Pork Rinds Are Better For You Than You Thought

Folks love pork. From pork chops to pork ribs to bacon (and everything in between), people have loved pork for quite some time. According to the United States Department of Agriculture, pork is the most eaten meat in the world with about 36% of the world consuming pork with their meals (chicken is the second most eaten, followed by beef, sheep, and goat). But despite it being such a popular meat, pork has gotten a bad rep for the most part. 

Dr. Axe cites that a major issue with pork tends to be what they are fed, as well as what occurs in the body once its meat is consumed (things like diseases). But, like most meats, it oftentimes comes down to what cut of pork meat you're looking to consume as some are fattier than others, per Nutritionix. You might be surprised to learn that things like pork loin, pork sirloin roast, and especially pork rinds (eaten in moderation, of course) are actually better for you than you might think (via Prairie Fresh and Men's Health).

Pork rinds are a great puffy snack that's low in carbs and high in protein

According to Men's Health, most folks believe pork rinds to be bad for them because they are a fried food (and they aren't wrong on the frying part as it is a step within the pork rind-making process). Despite their fried nature, a one-ounce serving of pork rinds will provide you with up to 17 grams of protein and only nine grams of fat (Men's Health notes that is a ton more protein than you'll ever find in a bag of chips). Another thing that is working in the favor of pork rinds is that all the fat that is found in it is unsaturated fat, specifically oleic acid. What is oleic acid, you ask? 

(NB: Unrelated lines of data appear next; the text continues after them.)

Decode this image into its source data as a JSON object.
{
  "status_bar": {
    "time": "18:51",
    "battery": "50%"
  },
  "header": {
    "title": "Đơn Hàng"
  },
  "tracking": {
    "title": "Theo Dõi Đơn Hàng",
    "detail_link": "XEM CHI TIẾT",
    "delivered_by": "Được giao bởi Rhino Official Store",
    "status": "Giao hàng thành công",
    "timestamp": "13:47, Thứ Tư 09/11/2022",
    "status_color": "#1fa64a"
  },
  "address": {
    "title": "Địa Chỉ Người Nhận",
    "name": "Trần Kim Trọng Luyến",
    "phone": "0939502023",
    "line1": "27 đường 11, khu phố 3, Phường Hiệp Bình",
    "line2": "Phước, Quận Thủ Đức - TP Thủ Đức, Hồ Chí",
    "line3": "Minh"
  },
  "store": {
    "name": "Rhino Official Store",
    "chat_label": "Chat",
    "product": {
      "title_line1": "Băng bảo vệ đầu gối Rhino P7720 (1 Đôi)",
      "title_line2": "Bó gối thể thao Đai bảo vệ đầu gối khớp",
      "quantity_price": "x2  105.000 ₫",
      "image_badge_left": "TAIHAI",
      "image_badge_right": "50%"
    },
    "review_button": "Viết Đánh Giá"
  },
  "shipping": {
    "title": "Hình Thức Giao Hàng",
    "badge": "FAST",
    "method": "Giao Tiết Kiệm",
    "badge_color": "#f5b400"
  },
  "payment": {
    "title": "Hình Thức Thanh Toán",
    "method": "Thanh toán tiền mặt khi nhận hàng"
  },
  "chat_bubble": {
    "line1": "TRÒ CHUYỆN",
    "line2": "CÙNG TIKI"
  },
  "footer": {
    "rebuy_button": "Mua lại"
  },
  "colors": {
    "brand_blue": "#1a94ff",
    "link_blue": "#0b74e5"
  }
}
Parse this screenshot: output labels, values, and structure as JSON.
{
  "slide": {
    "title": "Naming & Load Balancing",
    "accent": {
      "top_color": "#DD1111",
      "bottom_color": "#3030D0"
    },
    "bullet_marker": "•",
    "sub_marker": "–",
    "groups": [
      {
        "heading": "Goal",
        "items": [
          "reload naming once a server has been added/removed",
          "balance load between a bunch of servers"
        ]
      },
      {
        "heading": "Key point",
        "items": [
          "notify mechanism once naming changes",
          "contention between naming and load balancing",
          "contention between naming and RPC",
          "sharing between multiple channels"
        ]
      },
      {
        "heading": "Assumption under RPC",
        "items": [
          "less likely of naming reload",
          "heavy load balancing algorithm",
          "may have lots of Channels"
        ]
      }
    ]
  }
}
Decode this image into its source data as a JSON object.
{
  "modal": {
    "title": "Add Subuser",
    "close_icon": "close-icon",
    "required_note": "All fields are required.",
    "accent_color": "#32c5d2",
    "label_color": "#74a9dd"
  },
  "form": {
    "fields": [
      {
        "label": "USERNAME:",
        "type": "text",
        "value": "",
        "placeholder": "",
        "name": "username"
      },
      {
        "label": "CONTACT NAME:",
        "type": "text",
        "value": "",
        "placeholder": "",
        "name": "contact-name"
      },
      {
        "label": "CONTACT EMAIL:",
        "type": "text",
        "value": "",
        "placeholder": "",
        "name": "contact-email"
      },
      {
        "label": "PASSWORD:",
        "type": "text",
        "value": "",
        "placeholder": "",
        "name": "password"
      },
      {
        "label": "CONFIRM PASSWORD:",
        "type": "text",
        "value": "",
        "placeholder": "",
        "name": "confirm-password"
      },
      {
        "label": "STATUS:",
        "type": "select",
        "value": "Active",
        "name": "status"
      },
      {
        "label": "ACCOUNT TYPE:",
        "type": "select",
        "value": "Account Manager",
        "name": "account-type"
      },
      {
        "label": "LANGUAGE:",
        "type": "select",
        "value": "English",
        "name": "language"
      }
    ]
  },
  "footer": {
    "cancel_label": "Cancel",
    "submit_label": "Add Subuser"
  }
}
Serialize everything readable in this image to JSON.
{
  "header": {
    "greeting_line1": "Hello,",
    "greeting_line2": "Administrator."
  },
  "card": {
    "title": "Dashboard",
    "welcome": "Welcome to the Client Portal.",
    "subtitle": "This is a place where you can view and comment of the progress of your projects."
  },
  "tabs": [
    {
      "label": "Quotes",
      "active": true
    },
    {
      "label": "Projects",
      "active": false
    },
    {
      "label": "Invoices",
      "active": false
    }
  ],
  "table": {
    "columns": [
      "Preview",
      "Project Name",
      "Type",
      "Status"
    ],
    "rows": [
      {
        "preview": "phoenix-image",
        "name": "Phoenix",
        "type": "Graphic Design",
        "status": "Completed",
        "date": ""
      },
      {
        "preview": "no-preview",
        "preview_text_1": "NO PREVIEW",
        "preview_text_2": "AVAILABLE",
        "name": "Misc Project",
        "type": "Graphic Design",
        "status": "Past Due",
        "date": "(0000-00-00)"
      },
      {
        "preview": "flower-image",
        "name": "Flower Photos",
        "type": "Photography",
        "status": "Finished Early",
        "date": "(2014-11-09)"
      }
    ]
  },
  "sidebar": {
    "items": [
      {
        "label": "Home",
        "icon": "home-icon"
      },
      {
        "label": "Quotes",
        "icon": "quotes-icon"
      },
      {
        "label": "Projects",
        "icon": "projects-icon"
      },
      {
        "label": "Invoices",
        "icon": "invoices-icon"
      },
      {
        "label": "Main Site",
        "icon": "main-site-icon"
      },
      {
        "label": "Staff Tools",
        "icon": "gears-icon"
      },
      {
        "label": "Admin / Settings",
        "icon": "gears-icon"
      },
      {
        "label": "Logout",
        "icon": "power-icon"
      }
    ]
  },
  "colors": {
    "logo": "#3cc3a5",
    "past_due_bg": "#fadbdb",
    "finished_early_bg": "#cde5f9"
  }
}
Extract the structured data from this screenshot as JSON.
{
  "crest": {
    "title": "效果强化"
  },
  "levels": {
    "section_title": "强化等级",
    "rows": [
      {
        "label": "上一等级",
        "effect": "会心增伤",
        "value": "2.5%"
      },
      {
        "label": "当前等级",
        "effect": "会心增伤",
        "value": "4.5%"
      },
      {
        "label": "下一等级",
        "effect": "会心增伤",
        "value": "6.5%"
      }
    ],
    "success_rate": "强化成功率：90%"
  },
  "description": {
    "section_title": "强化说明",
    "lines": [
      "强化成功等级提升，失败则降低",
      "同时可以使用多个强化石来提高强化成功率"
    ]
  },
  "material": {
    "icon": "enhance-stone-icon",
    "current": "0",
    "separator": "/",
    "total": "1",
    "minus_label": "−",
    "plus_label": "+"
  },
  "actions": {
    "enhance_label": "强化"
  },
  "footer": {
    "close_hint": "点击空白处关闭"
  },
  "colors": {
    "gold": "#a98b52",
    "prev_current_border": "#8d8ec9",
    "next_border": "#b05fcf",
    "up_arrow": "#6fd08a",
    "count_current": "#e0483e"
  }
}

Drop An F Bomb explains how oleic acid is a healthy monounsaturated omega-9 fatty acid that is found in things like olive oil and avocado oil. The blog post details how foods that carry oleic acid work well with folks following the Mediterranean, ketogenic, and paleo diets. It also supports things like brain function and heart health. But, like many things, pork rinds should be eaten in moderation as they are high in sodium. Healthline notes that while a two-ounce serving will have about 35 grams of protein, zero carbs, and 18 grams of fat, the overall sodium count is a cool 1,040 milligrams.